# To do
What you return must be every line below that includes the word "author".

═══ Data for review ═══

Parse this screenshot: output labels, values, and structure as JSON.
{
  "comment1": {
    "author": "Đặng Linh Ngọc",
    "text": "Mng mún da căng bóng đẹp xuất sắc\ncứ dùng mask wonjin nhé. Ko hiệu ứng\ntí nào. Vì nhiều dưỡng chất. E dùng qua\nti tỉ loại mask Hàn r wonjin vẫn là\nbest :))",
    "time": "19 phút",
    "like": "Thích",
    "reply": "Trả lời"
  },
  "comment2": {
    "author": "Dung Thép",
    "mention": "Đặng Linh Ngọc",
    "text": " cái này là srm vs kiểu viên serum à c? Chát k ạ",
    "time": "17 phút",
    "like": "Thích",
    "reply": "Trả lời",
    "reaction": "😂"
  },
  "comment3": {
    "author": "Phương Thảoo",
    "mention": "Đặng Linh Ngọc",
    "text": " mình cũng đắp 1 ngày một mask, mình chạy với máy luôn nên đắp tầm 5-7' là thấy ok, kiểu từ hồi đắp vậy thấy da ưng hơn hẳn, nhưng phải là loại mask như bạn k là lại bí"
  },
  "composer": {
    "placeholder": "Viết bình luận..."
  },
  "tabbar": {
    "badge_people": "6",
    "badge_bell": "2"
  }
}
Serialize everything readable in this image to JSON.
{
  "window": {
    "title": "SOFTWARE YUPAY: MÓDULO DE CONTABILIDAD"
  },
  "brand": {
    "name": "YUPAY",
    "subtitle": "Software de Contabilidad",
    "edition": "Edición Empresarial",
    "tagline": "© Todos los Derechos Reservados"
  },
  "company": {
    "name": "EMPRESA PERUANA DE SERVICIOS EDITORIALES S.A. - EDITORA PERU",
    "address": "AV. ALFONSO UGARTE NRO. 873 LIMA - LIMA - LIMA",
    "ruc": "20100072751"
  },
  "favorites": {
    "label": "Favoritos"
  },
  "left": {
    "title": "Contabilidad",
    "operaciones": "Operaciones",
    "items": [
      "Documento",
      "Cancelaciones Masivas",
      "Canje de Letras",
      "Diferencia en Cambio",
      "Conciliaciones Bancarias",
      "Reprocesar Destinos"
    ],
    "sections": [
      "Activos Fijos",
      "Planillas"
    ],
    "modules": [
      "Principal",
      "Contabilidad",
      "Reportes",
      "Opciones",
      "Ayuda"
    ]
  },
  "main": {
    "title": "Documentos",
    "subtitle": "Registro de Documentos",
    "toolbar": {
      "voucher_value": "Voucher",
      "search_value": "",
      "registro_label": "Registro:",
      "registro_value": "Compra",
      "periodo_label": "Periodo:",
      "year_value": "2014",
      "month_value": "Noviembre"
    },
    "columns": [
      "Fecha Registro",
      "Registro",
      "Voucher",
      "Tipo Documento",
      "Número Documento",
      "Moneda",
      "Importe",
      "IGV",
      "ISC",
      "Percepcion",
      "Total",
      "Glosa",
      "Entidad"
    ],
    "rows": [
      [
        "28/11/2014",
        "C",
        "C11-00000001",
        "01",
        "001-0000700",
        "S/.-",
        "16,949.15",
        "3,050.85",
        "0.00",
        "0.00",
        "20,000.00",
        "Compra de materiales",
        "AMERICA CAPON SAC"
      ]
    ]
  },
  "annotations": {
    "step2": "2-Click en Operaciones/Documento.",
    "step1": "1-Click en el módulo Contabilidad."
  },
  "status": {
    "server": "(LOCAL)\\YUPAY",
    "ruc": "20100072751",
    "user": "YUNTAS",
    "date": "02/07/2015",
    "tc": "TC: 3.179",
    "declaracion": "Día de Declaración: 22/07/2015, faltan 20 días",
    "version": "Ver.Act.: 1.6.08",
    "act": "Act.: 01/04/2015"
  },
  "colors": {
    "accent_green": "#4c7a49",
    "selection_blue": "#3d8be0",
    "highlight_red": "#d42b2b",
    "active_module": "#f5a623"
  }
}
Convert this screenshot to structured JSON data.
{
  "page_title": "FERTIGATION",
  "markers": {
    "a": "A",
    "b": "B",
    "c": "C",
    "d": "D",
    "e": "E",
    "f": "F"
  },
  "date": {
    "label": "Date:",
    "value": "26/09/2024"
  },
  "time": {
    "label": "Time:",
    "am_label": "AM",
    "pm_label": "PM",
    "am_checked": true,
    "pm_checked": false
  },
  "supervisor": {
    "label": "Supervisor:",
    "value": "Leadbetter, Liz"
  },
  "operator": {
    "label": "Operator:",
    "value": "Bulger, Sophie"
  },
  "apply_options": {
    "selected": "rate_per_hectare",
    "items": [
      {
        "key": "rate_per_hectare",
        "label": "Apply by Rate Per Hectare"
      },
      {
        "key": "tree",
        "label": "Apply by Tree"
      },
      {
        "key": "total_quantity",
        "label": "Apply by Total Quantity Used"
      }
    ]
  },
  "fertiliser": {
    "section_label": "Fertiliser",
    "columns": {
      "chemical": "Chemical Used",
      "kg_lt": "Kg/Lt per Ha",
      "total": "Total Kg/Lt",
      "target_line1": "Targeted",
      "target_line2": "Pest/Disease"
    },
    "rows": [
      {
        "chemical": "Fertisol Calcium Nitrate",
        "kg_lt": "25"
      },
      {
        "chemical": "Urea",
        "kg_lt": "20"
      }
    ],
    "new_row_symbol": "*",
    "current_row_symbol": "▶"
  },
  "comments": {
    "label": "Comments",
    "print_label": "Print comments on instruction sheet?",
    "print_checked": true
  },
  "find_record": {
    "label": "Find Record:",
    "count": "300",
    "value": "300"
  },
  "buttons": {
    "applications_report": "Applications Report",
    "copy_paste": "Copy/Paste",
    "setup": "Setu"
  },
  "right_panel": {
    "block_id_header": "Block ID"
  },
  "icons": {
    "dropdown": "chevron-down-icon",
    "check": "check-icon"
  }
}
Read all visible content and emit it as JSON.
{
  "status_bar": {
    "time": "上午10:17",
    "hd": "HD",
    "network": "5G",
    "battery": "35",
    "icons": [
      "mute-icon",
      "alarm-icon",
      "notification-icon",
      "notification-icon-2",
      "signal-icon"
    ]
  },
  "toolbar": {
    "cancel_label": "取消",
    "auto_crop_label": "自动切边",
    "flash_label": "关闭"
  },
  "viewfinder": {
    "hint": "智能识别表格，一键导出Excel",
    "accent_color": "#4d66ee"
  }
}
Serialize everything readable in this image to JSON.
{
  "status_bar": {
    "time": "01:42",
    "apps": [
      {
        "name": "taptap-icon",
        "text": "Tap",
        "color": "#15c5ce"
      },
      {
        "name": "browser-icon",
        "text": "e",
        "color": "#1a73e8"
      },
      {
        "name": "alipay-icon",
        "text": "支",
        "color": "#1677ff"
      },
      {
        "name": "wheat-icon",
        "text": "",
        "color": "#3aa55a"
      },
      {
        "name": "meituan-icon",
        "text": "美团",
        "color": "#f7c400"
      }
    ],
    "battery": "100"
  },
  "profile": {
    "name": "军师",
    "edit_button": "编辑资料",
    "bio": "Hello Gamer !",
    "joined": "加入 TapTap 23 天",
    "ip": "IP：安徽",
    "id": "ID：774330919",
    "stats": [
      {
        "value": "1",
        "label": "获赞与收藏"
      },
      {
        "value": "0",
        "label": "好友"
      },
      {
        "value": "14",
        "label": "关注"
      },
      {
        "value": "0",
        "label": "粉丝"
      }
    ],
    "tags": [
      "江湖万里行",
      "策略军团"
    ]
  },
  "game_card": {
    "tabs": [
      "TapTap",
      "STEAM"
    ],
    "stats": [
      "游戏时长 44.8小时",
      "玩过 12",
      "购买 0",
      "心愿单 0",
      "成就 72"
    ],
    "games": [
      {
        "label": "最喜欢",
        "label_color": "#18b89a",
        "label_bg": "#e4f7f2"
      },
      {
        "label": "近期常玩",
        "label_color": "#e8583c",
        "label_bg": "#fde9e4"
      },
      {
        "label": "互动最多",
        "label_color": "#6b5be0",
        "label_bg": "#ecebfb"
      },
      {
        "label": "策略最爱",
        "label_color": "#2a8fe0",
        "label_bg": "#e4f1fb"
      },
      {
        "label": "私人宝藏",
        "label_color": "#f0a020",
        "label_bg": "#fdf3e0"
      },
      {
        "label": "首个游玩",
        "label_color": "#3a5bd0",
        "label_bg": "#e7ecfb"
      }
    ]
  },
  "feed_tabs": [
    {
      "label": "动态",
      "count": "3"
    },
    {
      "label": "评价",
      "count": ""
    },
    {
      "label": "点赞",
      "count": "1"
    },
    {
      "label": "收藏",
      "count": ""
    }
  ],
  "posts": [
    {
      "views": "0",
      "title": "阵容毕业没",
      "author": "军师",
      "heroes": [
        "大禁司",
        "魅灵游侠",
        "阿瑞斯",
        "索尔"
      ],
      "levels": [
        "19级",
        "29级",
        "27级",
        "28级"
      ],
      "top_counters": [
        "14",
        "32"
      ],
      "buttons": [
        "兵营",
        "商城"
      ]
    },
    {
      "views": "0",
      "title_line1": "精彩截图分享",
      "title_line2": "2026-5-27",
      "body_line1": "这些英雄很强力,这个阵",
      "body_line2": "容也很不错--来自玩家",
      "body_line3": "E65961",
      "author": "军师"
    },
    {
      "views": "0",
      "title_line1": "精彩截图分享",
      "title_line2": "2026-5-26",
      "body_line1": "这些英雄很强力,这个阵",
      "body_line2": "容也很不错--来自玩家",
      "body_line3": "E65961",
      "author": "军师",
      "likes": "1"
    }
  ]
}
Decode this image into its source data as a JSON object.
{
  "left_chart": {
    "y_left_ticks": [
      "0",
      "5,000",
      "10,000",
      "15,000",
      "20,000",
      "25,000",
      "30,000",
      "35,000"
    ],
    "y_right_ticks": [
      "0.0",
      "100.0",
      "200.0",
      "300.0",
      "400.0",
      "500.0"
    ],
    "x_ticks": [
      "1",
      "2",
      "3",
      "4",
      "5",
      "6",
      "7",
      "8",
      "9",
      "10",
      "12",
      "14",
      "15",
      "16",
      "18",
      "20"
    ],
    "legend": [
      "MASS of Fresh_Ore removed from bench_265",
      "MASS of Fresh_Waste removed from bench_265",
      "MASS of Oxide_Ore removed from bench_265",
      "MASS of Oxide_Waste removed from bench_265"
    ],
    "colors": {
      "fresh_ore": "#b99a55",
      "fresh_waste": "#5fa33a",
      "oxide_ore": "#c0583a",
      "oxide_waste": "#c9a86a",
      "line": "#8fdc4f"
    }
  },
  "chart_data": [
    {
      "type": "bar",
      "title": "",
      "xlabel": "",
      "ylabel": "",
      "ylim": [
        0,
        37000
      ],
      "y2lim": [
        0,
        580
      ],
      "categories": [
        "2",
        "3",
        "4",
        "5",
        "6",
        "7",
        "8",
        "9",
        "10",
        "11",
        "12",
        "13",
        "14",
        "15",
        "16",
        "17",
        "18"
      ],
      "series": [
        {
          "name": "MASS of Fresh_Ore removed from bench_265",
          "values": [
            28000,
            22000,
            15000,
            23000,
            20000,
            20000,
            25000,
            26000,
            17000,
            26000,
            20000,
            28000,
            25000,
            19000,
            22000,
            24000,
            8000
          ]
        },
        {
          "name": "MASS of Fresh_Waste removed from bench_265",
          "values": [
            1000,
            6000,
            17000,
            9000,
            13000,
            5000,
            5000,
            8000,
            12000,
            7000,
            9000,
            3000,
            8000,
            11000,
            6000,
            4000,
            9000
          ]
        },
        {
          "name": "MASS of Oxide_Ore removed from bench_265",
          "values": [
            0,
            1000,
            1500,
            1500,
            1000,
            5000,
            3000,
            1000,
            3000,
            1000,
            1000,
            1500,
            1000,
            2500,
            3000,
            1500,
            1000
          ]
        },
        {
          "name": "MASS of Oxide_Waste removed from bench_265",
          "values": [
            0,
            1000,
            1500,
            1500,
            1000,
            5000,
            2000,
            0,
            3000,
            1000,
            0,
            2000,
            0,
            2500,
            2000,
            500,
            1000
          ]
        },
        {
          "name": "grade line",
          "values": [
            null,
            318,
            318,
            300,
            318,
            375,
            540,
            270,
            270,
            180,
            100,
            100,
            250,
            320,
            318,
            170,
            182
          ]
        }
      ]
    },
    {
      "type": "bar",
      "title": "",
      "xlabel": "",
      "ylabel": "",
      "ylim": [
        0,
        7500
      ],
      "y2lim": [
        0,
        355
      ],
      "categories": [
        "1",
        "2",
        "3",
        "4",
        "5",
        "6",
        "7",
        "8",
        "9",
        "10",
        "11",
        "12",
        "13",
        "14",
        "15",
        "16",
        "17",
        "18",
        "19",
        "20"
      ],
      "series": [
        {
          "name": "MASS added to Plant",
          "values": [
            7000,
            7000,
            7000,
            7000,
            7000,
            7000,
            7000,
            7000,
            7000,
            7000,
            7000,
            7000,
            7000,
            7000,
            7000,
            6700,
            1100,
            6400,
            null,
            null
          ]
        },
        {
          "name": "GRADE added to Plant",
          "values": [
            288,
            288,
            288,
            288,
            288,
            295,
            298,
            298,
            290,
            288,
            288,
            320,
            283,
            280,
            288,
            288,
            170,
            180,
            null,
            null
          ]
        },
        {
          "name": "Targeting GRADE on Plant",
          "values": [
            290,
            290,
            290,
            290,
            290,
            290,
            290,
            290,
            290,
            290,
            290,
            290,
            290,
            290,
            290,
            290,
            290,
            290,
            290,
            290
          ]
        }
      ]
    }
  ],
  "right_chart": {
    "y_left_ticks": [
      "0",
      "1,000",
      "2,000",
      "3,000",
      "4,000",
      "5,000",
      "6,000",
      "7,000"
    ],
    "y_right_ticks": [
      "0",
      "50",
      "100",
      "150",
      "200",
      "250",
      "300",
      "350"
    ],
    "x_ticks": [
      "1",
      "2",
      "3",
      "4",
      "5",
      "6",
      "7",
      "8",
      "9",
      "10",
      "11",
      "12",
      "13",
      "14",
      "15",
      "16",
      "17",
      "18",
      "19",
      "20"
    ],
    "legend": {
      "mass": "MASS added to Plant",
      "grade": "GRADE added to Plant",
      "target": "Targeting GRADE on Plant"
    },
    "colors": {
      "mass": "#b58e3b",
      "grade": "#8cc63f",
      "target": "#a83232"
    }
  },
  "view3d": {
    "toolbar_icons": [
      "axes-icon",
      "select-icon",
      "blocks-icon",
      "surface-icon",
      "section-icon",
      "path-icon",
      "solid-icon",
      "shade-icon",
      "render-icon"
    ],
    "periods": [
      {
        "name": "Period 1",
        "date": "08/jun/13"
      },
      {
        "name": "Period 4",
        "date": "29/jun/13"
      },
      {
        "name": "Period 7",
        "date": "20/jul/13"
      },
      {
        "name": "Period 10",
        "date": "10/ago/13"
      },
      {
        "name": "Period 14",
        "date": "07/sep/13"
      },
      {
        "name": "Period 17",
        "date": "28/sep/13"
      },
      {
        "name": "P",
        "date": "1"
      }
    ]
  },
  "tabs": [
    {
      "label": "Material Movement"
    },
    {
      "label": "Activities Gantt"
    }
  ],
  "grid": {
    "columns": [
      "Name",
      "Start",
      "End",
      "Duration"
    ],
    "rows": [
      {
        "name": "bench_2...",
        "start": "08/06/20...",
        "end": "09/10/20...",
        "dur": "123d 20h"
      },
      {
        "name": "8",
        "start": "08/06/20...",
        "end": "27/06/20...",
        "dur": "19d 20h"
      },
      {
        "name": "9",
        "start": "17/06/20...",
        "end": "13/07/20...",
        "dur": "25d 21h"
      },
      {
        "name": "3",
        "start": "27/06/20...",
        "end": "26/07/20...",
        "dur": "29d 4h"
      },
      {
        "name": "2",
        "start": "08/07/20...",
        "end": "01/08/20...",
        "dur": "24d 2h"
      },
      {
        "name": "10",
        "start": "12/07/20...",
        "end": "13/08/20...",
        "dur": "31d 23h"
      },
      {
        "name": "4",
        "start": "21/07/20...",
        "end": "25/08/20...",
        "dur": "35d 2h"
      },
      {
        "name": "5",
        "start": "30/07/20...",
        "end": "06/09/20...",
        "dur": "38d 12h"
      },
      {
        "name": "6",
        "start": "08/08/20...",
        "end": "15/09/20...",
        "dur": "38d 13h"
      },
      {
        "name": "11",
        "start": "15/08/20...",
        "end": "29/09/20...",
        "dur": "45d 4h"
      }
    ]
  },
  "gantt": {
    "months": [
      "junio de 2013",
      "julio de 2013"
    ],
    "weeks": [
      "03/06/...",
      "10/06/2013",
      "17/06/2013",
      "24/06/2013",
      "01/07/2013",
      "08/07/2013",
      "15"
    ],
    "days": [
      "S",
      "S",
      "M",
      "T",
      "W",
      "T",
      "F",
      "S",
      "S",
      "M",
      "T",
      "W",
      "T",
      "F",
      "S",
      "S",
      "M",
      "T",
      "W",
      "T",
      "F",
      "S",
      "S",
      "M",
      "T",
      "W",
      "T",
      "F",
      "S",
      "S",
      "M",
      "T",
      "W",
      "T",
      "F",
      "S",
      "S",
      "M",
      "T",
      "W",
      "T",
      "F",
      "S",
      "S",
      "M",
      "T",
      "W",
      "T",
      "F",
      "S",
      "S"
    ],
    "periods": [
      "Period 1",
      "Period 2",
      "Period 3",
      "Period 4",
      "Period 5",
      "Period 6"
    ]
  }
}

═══

# Completed task
    "author": "Đặng Linh Ngọc",
    "author": "Dung Thép",
    "author": "Phương Thảoo",
      "author": "军师",
      "author": "军师"
      "author": "军师",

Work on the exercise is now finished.